Saturday, February 28, 2009
I encourage you to read Mike Trakan's 2/27/09 blog article in which he shows maps of the neighborhoods where four Chicago school kids were killed in the past week. Mike works for me, and thus his maps and articles are intended to help further the Tutor/Mentor Connection's goals.
In this article, Mike points to the lack of tutor/mentor programs, and the role the media can take to keep attention on all of these neighborhoods, so we draw more resources into the neighborhood to help tutor/mentor programs grow, and then we use those programs to help kids connect with a wider range of adults who can mentor different choices and aspirations than what kids see everyday in the neighborhood.

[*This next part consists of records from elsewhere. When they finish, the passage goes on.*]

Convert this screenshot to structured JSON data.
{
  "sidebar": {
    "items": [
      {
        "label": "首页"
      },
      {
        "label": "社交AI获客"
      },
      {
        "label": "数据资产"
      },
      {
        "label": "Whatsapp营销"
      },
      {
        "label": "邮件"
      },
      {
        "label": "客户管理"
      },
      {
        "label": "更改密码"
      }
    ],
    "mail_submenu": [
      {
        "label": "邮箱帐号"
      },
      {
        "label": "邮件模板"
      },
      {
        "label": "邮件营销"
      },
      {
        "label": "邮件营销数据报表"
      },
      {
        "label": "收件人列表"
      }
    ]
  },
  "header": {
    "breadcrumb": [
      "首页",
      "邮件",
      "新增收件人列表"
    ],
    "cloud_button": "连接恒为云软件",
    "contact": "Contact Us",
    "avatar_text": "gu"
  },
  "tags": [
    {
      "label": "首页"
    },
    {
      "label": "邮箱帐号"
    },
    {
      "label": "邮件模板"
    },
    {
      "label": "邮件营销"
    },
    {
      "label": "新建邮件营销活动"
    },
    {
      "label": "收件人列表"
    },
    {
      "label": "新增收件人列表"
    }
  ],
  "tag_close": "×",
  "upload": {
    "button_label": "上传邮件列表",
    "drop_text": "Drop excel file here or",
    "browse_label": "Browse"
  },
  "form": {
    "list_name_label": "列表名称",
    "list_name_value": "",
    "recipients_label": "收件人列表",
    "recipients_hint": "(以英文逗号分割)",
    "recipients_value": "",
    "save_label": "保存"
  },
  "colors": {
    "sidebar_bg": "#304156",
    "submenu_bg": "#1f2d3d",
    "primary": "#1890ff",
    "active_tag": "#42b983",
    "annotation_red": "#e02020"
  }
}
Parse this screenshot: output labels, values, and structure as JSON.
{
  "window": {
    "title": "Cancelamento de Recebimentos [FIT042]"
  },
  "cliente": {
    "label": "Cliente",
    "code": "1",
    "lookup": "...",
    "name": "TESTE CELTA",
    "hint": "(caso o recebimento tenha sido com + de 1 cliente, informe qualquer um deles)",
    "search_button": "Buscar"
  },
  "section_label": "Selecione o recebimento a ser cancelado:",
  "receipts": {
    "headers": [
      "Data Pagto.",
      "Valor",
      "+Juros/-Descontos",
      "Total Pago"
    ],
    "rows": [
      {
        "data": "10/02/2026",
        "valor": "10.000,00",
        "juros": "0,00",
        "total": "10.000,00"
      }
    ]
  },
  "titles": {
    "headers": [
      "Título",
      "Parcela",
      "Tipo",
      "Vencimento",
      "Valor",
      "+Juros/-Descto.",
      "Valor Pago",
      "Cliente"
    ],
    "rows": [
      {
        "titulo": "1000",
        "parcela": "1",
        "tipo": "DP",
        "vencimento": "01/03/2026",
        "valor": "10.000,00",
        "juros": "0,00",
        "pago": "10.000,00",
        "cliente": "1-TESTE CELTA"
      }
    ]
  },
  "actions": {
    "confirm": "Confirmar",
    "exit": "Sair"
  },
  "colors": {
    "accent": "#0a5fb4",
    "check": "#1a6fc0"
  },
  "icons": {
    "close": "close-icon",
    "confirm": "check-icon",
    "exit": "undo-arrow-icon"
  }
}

Yesterday I used a Village Map graphic to illustrate the need to draw people from many different backgrounds and business sectors into this strategy of helping kids from poor neighborhoods go through school and into college and careers.
While it may take years for a tutor/mentor program to change the thinking of kids in a neighborhood, nothing will ever happen for poor kids unless we educate the adults who drive by poverty every day, read about it's impact in the newspapers, but are not personally connected, so only are involved with random acts of kindness.
I keep saying, "If these were your kids, wouldn't you do more?" They are "other people's kids" and involvement in one-on-one tutoring/mentoring is one strategy that can change that.
The map on this article shows how Chicago's major expressways bring millions of people through poverty neighborhoods and into the city every day. Imagine a virtual sign over each expressway saying "visit here for a few hours a week".
Through our blogs, maps, media stories and the role of many leaders, we need to educate those not living in poverty of all the ways they can "visit for a few hours" and give time, talent and dollars to help kids in these neighborhoods have different futures than what is now available to them.
You can help by passing these articles on to others and by setting up a learning circle in your family, business, hospital, professional or social group. Use the articles on the Tutor/Mentor Institute, and in these blogs, as part of your discussion material. You'll find that as you understand this information you'll see many paths to greater involvement and greater impact.